“The Government must also accelerate progress on its commitment to purchase 4,000 zero emission buses. UK-made Wrightbus hydrogen buses are already on the streets of Aberdeen, London, Birmingham, Belfast and Dublin and improving air quality. These are ideal first users of hydrogen, and can be easily scaled up to stimulate further investment in green hydrogen production.”
Prioritising and supporting polluting industries to significantly slash their emissions, the government has also announced a £105m funding package through its Net Zero Innovation Portfolio that will act as a first step to build up Britain’s low carbon hydrogen economy. The investment will help industries to develop low carbon alternatives for industrial fuels, including hydrogen, which will be key to meeting climate commitments. This includes:
£55m Industrial Fuel Switching Competition – funding will support the development and trials of solutions to switch industry from high to low carbon fuels, such as natural gas to clean hydrogen.
£40m Red Diesel Replacement Competition – providing grant funding for the development and demonstration of low carbon alternatives to diesel for the construction, quarrying and mining sectors, with the aim of decarbonising these industries reliant on red diesel, a fuel used mainly for off-road purposes such as in bulldozers. With red diesel responsible for the production of nearly 14 million tonnes of carbon each year, the investment supports the UK government’s budget announcement removing the entitlement to use red diesel and rebated biodiesel.

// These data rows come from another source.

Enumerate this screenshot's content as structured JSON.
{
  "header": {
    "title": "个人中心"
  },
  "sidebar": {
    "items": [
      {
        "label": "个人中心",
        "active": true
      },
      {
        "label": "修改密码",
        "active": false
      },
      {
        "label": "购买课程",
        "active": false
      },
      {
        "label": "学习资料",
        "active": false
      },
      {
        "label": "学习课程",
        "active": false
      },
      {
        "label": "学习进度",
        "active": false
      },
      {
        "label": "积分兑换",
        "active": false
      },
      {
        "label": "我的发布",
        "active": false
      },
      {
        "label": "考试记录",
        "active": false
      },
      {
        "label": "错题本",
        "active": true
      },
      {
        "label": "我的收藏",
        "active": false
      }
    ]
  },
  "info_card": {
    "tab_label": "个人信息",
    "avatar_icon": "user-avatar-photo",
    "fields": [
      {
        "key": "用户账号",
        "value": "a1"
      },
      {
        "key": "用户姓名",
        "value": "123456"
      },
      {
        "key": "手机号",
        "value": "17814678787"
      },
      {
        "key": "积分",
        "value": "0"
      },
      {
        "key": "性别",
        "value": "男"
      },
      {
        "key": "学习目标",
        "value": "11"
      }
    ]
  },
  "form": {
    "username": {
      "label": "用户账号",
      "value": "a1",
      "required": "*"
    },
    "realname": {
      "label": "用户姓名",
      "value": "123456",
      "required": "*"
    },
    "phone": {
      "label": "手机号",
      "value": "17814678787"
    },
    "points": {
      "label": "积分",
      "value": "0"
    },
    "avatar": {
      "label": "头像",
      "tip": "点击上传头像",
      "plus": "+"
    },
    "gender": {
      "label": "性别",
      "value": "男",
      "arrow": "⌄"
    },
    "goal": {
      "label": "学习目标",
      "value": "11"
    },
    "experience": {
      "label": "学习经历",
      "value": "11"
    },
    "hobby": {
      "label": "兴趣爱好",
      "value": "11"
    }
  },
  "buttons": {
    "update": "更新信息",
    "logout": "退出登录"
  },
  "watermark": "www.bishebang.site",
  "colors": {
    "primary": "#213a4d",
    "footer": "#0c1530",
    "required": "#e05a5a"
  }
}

£10m Industrial Energy Efficiency Accelerator (IEEA) – offering funding to clean technology developers to work with industrial sites to install, test and prove solutions for reducing UK industry’s energy and resource consumption.